==== Records for this exercise ====
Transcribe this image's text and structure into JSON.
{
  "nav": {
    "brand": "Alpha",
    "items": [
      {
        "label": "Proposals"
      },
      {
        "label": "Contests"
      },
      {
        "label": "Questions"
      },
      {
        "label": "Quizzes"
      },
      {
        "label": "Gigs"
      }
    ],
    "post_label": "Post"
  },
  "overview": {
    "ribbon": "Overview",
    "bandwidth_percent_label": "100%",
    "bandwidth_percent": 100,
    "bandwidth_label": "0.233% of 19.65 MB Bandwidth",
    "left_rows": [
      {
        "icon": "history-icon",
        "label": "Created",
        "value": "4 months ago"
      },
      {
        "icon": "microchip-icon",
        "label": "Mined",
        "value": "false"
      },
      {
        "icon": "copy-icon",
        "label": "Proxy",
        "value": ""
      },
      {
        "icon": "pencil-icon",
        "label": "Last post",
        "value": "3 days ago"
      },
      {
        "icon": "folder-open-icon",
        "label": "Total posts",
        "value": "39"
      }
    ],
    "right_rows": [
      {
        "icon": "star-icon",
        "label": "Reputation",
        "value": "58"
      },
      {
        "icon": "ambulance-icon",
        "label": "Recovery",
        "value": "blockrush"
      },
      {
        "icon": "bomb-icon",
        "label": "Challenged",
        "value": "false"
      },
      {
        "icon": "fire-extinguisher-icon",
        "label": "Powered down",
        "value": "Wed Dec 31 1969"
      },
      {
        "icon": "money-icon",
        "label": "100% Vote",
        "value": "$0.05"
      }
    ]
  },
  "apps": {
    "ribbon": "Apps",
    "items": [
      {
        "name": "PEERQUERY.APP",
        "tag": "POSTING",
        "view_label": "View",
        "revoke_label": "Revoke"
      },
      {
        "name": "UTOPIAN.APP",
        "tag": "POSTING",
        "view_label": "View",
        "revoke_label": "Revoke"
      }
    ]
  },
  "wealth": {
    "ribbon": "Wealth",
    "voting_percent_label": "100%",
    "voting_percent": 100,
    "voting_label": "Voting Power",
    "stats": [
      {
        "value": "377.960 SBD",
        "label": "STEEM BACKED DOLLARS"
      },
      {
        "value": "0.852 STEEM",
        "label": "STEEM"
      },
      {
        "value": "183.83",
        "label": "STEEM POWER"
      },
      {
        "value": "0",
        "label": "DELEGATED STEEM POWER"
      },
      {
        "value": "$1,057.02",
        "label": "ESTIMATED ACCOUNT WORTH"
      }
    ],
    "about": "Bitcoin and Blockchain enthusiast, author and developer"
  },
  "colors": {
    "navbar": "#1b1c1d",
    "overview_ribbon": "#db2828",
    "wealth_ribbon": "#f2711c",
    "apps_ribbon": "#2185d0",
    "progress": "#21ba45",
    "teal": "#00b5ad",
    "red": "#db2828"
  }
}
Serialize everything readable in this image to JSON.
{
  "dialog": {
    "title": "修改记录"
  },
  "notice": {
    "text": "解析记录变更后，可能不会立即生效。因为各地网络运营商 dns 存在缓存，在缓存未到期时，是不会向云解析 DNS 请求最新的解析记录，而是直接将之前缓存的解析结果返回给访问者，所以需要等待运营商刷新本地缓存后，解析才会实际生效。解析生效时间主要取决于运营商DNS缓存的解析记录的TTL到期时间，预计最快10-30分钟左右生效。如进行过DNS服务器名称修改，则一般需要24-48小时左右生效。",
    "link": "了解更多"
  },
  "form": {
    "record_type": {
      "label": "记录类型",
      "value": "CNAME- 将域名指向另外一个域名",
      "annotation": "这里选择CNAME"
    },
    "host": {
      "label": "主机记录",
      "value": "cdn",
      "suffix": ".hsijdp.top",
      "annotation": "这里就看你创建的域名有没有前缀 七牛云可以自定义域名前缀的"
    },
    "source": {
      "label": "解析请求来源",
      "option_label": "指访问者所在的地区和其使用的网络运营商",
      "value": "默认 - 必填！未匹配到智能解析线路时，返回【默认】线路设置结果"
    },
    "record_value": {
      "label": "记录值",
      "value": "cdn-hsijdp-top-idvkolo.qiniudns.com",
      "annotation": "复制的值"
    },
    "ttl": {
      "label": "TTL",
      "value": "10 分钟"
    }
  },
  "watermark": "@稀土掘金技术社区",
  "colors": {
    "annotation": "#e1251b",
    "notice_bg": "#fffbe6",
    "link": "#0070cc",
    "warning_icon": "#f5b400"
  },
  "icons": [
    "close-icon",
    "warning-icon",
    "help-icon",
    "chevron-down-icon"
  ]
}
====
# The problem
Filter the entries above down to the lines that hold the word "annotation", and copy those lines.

# Task output
      "annotation": "这里选择CNAME"
      "annotation": "这里就看你创建的域名有没有前缀 七牛云可以自定义域名前缀的"
      "annotation": "复制的值"
    "annotation": "#e1251b",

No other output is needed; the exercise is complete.